final case class UsernameTooLong(username: String, max: Max) extends ValidationError
final case class InvalidUsername(
username: String,
invalidChars: InvalidChars,
validChars: ValidChars
) extends ValidationError
def emptyUsername: ValidationError = EmptyUsername
def usernameTooShort(username: String, min: Min): ValidationError =
UsernameTooShort(username, min)
def usernameTooLong(username: String, max: Max): ValidationError =
UsernameTooLong(username, max)
def invalidUsername(
username: String,
invalidChars: InvalidChars,
validChars: ValidChars
): ValidationError =
InvalidUsername(username, invalidChars, validChars)
// ... other ValidationError data
}
import cats.implicits._
def createUsername(username: String): Either[ValidationError, Username] = {
val validChars: List[Char] =
('a' to 'z').toList ++ ('A' to 'Z').toList ++
('0' to '9').toList ++ "-_.".toList
if (Option(username).isEmpty || username.isEmpty)
ValidationError.emptyUsername.asLeft[Username]
else if (username.length < 4)
ValidationError.usernameTooShort(username, ValidationError.Min(4)).asLeft[Username]
else if (username.length > 20)
ValidationError.usernameTooLong(username, ValidationError.Max(20)).asLeft[Username]
else {
val invalidChars = username.filterNot(validChars.contains)
if (invalidChars.nonEmpty)
ValidationError.invalidUsername(
username,
ValidationError.InvalidChars(invalidChars.toList),
ValidationError.ValidChars(validChars.mkString)
).asLeft[Username]
else
Username(username).asRight[ValidationError]
}
}
val validUsername = "kevin"
// validUsername: String = "kevin"
createUsername(validUsername)
// res14: Either[ValidationError, Username] = Right(Username("kevin"))
val invalidUsername1 = ""
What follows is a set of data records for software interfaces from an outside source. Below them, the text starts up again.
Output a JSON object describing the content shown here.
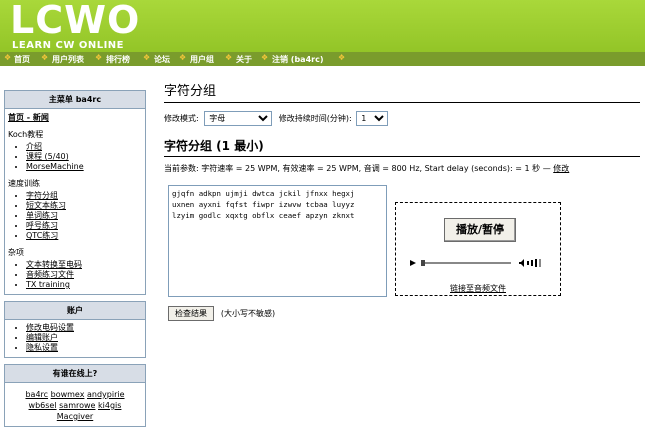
{
  "header": {
    "logo": "LCWO",
    "tagline": "LEARN CW ONLINE"
  },
  "nav": {
    "items": [
      "首页",
      "用户列表",
      "排行榜",
      "论坛",
      "用户组",
      "关于",
      "注销 (ba4rc)"
    ]
  },
  "sidebar": {
    "main_menu": {
      "title": "主菜单 ba4rc",
      "home_news": "首页 - 新闻",
      "koch_label": "Koch教程",
      "koch_items": [
        "介绍",
        "课程 (5/40)",
        "MorseMachine"
      ],
      "speed_label": "速度训练",
      "speed_items": [
        "字符分组",
        "短文本练习",
        "单词练习",
        "呼号练习",
        "QTC练习"
      ],
      "misc_label": "杂项",
      "misc_items": [
        "文本转换至电码",
        "音频练习文件",
        "TX training"
      ]
    },
    "account": {
      "title": "账户",
      "items": [
        "修改电码设置",
        "编辑账户",
        "隐私设置"
      ]
    },
    "online": {
      "title": "有谁在线上?",
      "users": [
        "ba4rc",
        "bowmex",
        "andypirie",
        "wb6sel",
        "samrowe",
        "ki4gis",
        "Macgiver"
      ]
    }
  },
  "main": {
    "title": "字符分组",
    "mode_label": "修改模式:",
    "mode_value": "字母",
    "duration_label": "修改持续时间(分钟):",
    "duration_value": "1",
    "section_title": "字符分组 (1 最小)",
    "params": "当前参数: 字符速率 = 25 WPM, 有效速率 = 25 WPM, 音调 = 800 Hz, Start delay (seconds): = 1 秒 —",
    "params_link": "修改",
    "groups_text": "gjqfn adkpn ujmji dwtca jckil jfnxx hegxj\nuxnen ayxni fqfst fiwpr izwvw tcbaa luyyz\nlzyim godlc xqxtg obflx ceaef apzyn zknxt",
    "play_button": "播放/暂停",
    "download_link": "链接至音频文件",
    "check_button": "检查结果",
    "check_note": "(大小写不敏感)"
  }
}
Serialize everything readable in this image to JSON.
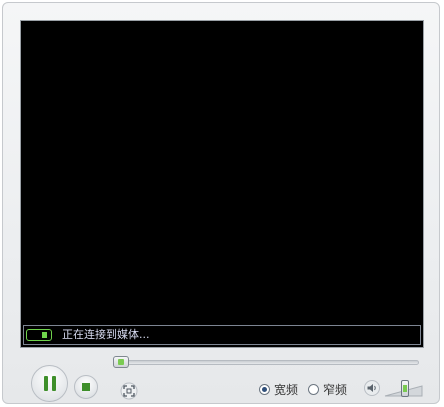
{
  "status": {
    "text": "正在连接到媒体..."
  },
  "playback": {
    "progress_fraction": 0.0,
    "volume_fraction": 0.55
  },
  "aspect_options": [
    {
      "label": "宽频",
      "selected": true
    },
    {
      "label": "窄频",
      "selected": false
    }
  ],
  "icons": {
    "pause": "pause-icon",
    "stop": "stop-icon",
    "fullscreen": "fullscreen-icon",
    "volume": "volume-icon",
    "signal": "signal-icon"
  },
  "colors": {
    "accent_green": "#3e8f2a",
    "screen": "#000000",
    "status_text": "#d9ddf2"
  }
}
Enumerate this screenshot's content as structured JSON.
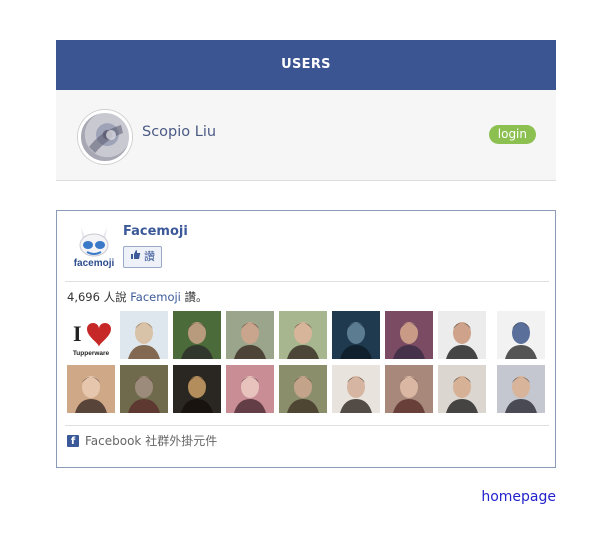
{
  "users_panel": {
    "header": "USERS",
    "user": {
      "name": "Scopio Liu",
      "login_label": "login"
    }
  },
  "facebook_widget": {
    "page_name": "Facemoji",
    "like_button_label": "讚",
    "like_count_prefix": "4,696 人說",
    "like_count_page": "Facemoji",
    "like_count_suffix": "讚。",
    "footer_label": "Facebook 社群外掛元件",
    "logo_text": "facemoji",
    "faces": [
      {
        "label": "Tupperware"
      },
      {
        "label": ""
      },
      {
        "label": ""
      },
      {
        "label": ""
      },
      {
        "label": ""
      },
      {
        "label": ""
      },
      {
        "label": ""
      },
      {
        "label": ""
      },
      {
        "label": ""
      },
      {
        "label": ""
      },
      {
        "label": ""
      },
      {
        "label": ""
      },
      {
        "label": ""
      },
      {
        "label": ""
      },
      {
        "label": ""
      },
      {
        "label": ""
      },
      {
        "label": ""
      },
      {
        "label": ""
      }
    ]
  },
  "footer": {
    "homepage_label": "homepage"
  },
  "colors": {
    "header_bg": "#3b5492",
    "login_bg": "#8cc152",
    "facebook_blue": "#3b5998",
    "link_blue": "#2222cc"
  }
}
// invalidUsername1: String = ""
createUsername(invalidUsername1)
// res15: Either[ValidationError, Username] = Left(EmptyUsername)
val invalidUsername2 = "abc"
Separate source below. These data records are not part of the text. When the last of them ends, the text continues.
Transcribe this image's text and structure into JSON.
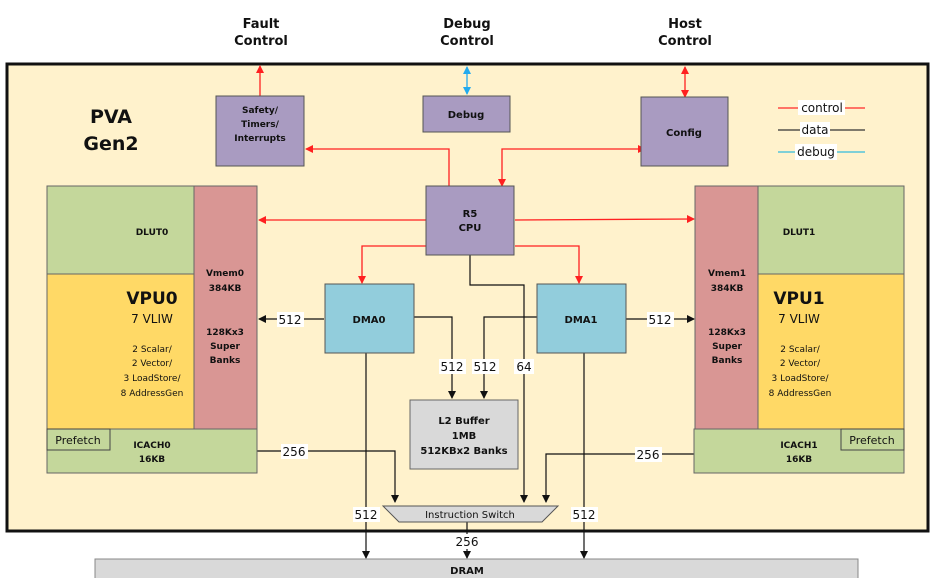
{
  "external": {
    "fault": [
      "Fault",
      "Control"
    ],
    "debug": [
      "Debug",
      "Control"
    ],
    "host": [
      "Host",
      "Control"
    ]
  },
  "title": [
    "PVA",
    "Gen2"
  ],
  "legend": {
    "control": {
      "label": "control",
      "color": "#ff2a2a"
    },
    "data": {
      "label": "data",
      "color": "#333333"
    },
    "debug": {
      "label": "debug",
      "color": "#33aadd"
    }
  },
  "blocks": {
    "safety": [
      "Safety/",
      "Timers/",
      "Interrupts"
    ],
    "debug": "Debug",
    "config": "Config",
    "cpu": [
      "R5",
      "CPU"
    ],
    "dma0": "DMA0",
    "dma1": "DMA1",
    "l2": [
      "L2 Buffer",
      "1MB",
      "512KBx2  Banks"
    ],
    "instruction_switch": "Instruction Switch",
    "dram": "DRAM"
  },
  "vpu0": {
    "dlut": "DLUT0",
    "name": "VPU0",
    "vliw": "7 VLIW",
    "units": [
      "2 Scalar/",
      "2 Vector/",
      "3 LoadStore/",
      "8 AddressGen"
    ],
    "vmem": [
      "Vmem0",
      "384KB",
      "128Kx3",
      "Super",
      "Banks"
    ],
    "prefetch": "Prefetch",
    "icache": [
      "ICACH0",
      "16KB"
    ]
  },
  "vpu1": {
    "dlut": "DLUT1",
    "name": "VPU1",
    "vliw": "7 VLIW",
    "units": [
      "2 Scalar/",
      "2 Vector/",
      "3 LoadStore/",
      "8 AddressGen"
    ],
    "vmem": [
      "Vmem1",
      "384KB",
      "128Kx3",
      "Super",
      "Banks"
    ],
    "prefetch": "Prefetch",
    "icache": [
      "ICACH1",
      "16KB"
    ]
  },
  "bus_widths": {
    "dma0_vmem0": "512",
    "dma1_vmem1": "512",
    "dma0_l2": "512",
    "dma1_l2": "512",
    "cpu_switch": "64",
    "icache0_switch": "256",
    "icache1_switch": "256",
    "dma0_dram": "512",
    "dma1_dram": "512",
    "switch_dram": "256"
  },
  "colors": {
    "background": "#fff2cc",
    "purple": "#a99bc1",
    "blue": "#92cddc",
    "green": "#c4d79b",
    "yellow": "#ffd966",
    "vmem": "#d99694",
    "gray": "#d9d9d9"
  }
}
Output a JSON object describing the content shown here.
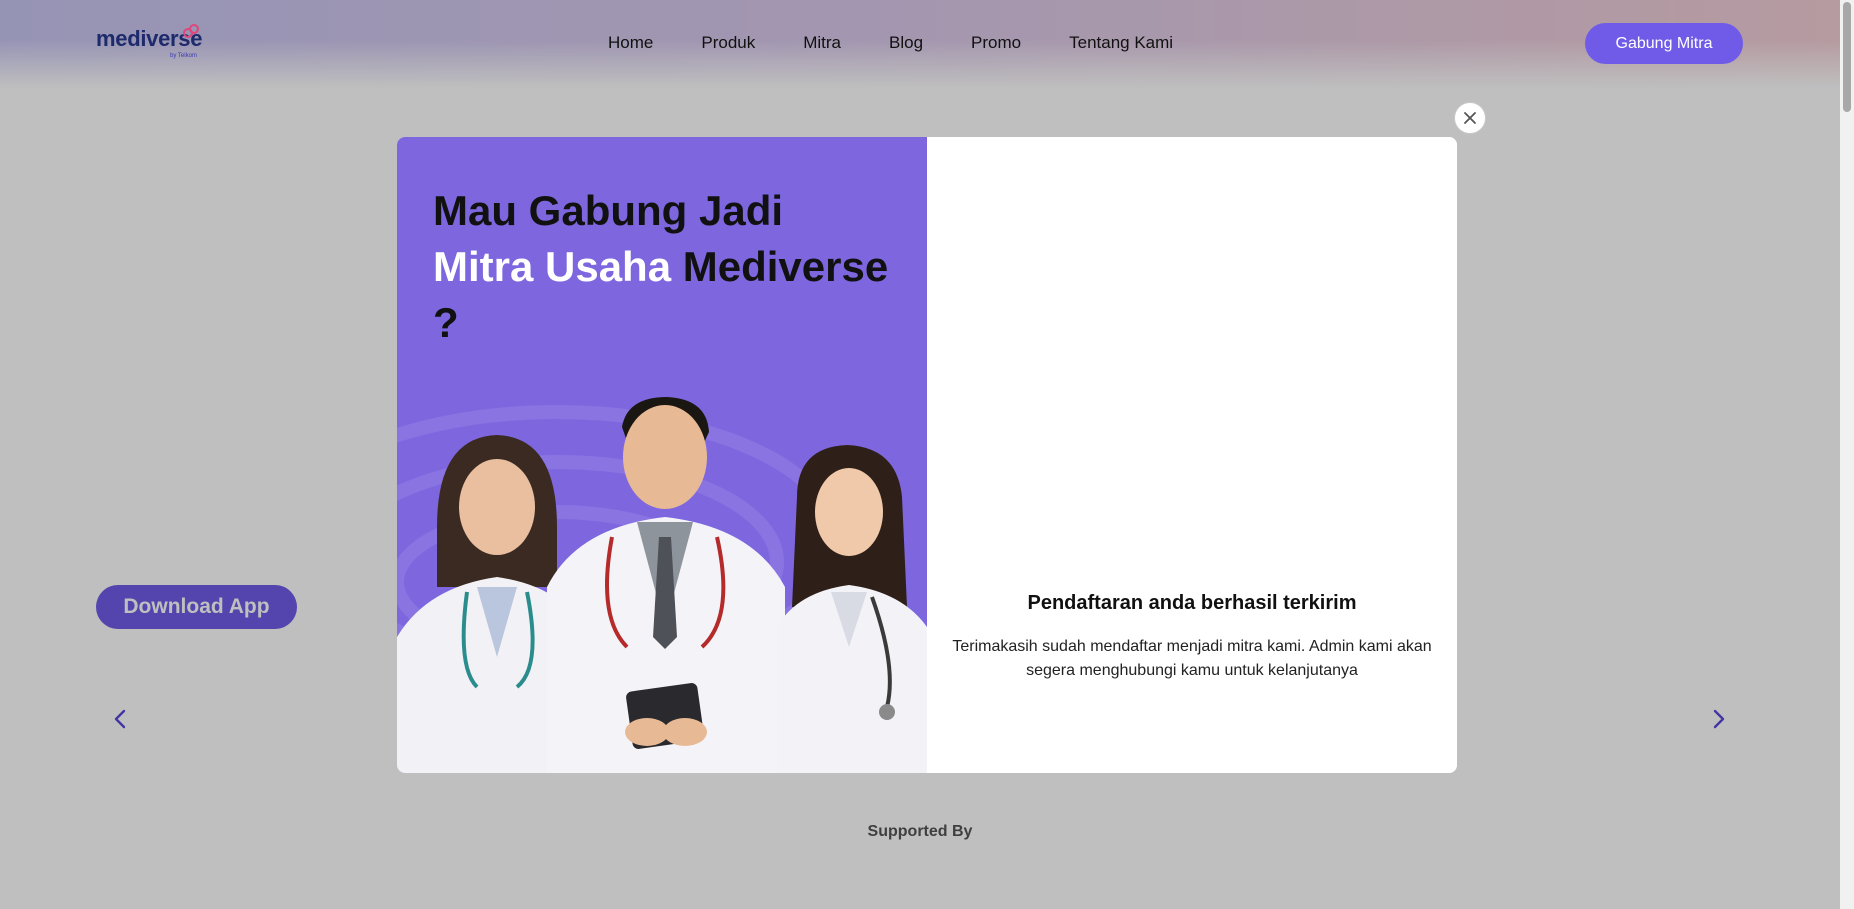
{
  "header": {
    "logo_text": "mediverse",
    "logo_sub": "by Telkom",
    "nav": [
      {
        "label": "Home"
      },
      {
        "label": "Produk"
      },
      {
        "label": "Mitra"
      },
      {
        "label": "Blog"
      },
      {
        "label": "Promo"
      },
      {
        "label": "Tentang Kami"
      }
    ],
    "cta_label": "Gabung Mitra"
  },
  "hero": {
    "download_label": "Download App",
    "prev_icon": "chevron-left-icon",
    "next_icon": "chevron-right-icon"
  },
  "supported_by": "Supported By",
  "modal": {
    "headline_line1": "Mau Gabung Jadi",
    "headline_white": "Mitra Usaha",
    "headline_line2_rest": " Mediverse",
    "headline_line3": "?",
    "success_title": "Pendaftaran anda berhasil terkirim",
    "success_text": "Terimakasih sudah mendaftar menjadi mitra kami. Admin kami akan segera menghubungi kamu untuk kelanjutanya",
    "close_icon": "close-icon"
  },
  "colors": {
    "brand_purple": "#6f5be8",
    "panel_purple": "#7e67de"
  }
}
// invalidUsername2: String = "abc"
createUsername(invalidUsername2)
// res16: Either[ValidationError, Username] = Left(
// UsernameTooShort("abc", Min(4))
// )
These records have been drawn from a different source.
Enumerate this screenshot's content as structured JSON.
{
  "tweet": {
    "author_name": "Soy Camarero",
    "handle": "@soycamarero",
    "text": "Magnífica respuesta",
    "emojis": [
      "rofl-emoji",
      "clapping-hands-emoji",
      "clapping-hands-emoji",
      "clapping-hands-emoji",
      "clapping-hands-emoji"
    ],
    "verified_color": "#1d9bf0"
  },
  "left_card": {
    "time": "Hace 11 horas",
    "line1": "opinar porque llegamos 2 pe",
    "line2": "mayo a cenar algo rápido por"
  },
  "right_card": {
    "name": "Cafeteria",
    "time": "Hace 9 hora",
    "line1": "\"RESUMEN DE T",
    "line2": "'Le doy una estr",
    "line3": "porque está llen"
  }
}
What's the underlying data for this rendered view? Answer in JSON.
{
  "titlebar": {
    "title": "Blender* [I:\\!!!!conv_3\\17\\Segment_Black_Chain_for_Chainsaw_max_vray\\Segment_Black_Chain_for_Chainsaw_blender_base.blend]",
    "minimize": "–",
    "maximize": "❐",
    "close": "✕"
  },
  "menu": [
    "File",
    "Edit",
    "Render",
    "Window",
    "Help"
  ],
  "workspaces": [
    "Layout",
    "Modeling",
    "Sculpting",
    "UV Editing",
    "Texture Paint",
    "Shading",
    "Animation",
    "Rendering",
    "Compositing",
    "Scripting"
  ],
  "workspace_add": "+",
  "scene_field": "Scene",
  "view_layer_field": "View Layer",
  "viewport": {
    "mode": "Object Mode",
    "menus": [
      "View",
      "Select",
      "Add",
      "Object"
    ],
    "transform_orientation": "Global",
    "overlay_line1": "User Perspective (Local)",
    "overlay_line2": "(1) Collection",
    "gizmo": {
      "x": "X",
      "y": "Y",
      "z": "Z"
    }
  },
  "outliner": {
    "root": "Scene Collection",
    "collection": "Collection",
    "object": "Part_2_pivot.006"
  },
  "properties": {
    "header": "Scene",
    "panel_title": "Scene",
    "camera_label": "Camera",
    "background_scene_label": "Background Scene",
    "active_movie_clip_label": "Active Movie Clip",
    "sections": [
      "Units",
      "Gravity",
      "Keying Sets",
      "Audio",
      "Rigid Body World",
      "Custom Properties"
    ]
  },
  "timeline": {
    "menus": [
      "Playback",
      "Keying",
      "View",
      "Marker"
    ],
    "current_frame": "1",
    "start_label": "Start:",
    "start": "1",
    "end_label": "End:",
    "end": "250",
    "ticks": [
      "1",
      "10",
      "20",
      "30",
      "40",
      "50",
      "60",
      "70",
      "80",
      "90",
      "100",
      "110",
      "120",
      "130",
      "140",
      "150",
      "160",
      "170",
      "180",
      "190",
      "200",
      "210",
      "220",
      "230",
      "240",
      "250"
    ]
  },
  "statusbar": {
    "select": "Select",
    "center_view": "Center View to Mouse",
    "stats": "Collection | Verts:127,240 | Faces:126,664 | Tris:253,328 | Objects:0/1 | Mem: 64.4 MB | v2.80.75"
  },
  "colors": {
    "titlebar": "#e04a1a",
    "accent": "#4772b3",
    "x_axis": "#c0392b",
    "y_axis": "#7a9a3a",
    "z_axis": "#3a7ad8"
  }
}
val invalidUsername3 = "abcdefghijklmnopqrstuvwxyz"
// invalidUsername3: String = "abcdefghijklmnopqrstuvwxyz"
createUsername(invalidUsername3)
// res17: Either[ValidationError, Username] = Left(
// UsernameTooLong("abcdefghijklmnopqrstuvwxyz", Max(20))
// )
val invalidUsername4 = "abc$def%g.h-i_j*k"
// invalidUsername4: String = "abc$def%g.h-i_j*k"
createUsername(invalidUsername4)
// res18: Either[ValidationError, Username] = Left(
// InvalidUsername(
// "abc$def%g.h-i_j*k",
// InvalidChars(List('$', '%', '*')),
// ValidChars(
// "abcdefghijklmnopqrstuvwxyzABCDEFGHIJKLMNOPQRSTUVWXYZ0123456789-_."
// )
// )
// )

Reference

ScalaSyd Ep42 - 02. Life Without Stacktraces by Charles O'Farrell